- If budget permits, automated tools can control the consistency of data
- Set up controls and audits to quickly fix any inconsistencies
- Limit the role of data governance organization to building processes and procedures and performing periodic data audits
2. De-Centralized Execution – Multiple Business Units
This data governance model is characterized by individual business users maintaining their own master data. In this scenario, we have multiple business units working with shared customers, materials and vendors.
While this data governance model is simpler and can make for a faster master data setup, it can also result in inconsistent data with a far-reaching impact when multiple parties are involved. There is a definite need to control this model as very common side effects like duplicate master data and inconsistent data resulting in inconsistent or meaningless reporting can become troublesome. In order for this model to work effectively, it is key to:
- Leverage automated tools that can ensure the consistency of data – independent of who creates the master data
- Limit the number of fields that are maintained and let the rest of the fields be derived based on various customized profiles
- Ensure clear documentation of how each field is to be populated and what is the meaning of each value for each field
- Set up controls and audits to quickly fix any inconsistencies
- Identify controlled fields that have an impact across departments and business units, then enforce strict controls on who maintains these and clearly define what each field means
The role of the data governance organization should not be limited to building processes and procedures and performing periodic data audits, but should also include owning the automated tools and keeping them tuned to business requirements
3. Centralized Governance – Single or Multiple Business Units
This third data governance model is characterized by single or multiple business units centralizing the maintenance of master data. In this model, one central organization owns setting up master data based on requests coming from the consumers of the master data.
This data governance model can ensure a high level of control of master data, but it is often characterized by delays in setting up master data and requires a formal and larger data governance organization. As well, in this model, there is a high probability that the master data created is consistent and the introduction of changes and process improvements is quicker because there are a limited number of users setting up master data. In order to improve the model, organizations should:
- Build automated processes to provide transparency and visibility to the process of master data maintenance

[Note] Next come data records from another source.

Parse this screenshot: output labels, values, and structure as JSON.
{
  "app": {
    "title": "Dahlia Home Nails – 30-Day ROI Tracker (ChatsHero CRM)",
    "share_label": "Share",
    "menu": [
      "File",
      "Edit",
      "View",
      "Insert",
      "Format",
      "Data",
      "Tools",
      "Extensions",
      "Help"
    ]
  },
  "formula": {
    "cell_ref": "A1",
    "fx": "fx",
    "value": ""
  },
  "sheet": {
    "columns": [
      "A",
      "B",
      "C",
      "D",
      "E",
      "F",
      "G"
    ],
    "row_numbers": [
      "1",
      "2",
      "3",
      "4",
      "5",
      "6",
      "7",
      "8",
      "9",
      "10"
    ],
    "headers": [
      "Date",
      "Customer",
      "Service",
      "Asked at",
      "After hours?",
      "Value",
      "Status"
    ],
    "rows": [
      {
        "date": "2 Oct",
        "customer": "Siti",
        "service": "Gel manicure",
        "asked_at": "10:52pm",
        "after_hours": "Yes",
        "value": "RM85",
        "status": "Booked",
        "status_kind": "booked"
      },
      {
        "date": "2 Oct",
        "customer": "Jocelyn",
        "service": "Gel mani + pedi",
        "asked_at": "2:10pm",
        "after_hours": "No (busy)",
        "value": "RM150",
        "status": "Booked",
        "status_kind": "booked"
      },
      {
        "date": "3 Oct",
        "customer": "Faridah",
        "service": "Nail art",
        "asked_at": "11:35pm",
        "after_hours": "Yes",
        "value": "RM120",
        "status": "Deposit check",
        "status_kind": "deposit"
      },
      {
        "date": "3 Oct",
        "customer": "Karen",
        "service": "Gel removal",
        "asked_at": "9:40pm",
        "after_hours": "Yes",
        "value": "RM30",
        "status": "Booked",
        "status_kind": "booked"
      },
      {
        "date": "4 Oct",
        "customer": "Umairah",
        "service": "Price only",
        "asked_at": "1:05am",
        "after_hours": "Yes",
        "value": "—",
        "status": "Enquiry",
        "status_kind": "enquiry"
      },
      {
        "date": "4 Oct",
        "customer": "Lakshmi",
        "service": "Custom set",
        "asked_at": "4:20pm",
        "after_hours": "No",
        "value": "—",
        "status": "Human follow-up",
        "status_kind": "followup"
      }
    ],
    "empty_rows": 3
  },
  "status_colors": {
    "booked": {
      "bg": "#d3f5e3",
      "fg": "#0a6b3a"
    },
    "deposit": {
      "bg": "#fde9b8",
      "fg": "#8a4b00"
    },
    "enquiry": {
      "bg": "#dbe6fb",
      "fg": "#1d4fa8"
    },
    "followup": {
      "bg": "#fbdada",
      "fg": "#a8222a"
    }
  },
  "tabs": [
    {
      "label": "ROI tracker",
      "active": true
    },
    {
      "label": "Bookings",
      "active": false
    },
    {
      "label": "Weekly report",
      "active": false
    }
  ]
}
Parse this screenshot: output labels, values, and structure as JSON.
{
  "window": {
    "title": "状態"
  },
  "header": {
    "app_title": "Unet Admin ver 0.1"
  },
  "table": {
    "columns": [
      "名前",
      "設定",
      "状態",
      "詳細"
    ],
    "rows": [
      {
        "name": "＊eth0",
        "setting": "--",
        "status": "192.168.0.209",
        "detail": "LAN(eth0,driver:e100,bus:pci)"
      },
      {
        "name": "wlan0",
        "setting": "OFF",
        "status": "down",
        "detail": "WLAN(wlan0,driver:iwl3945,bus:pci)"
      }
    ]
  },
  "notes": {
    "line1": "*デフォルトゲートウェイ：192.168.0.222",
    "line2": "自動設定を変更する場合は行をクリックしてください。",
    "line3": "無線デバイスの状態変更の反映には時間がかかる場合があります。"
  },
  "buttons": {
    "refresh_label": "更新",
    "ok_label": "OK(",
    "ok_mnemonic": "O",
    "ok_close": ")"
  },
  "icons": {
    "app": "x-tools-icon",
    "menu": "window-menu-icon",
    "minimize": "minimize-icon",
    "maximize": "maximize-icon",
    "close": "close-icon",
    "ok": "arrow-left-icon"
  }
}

- Establish KPIs for different master data requests and ensure the size of the data governance organization scales based on the requirements
- Confirm effective communication takes place between the business and master data team to ensure that master data rules are tuned to changes in the business and products
The role of the data governance organization should not be limited to processes and procedures but should also include maintenance of master data, including process adjustments to meet business needs
4. Centralized Data Governance & Decentralized Execution
This last data governance model is characterized by a centralized governance body defining the framework of controls and individual businesses creating their individual parts of master data.
centralized data governance and decentralized execution
This data governance model can ensure agility, but at the same time organizations must ensure the proper controls are in place, where needed. There is a shared responsibility in this model between the data governance organization and the business.
To effectively leverage this model, organizations must:
Identify controlled fields that have an impact across departments and business units, and then assign ownership to centralize maintenance
- Build automated tools to avoid de-duplication at the source
- Ensure a central organization mediate between various departments and business units when there is a conflict
- Automate the request process and leverage automated tools to help local businesses consistently manage data
- Set up controls and audits to quickly fix any inconsistency.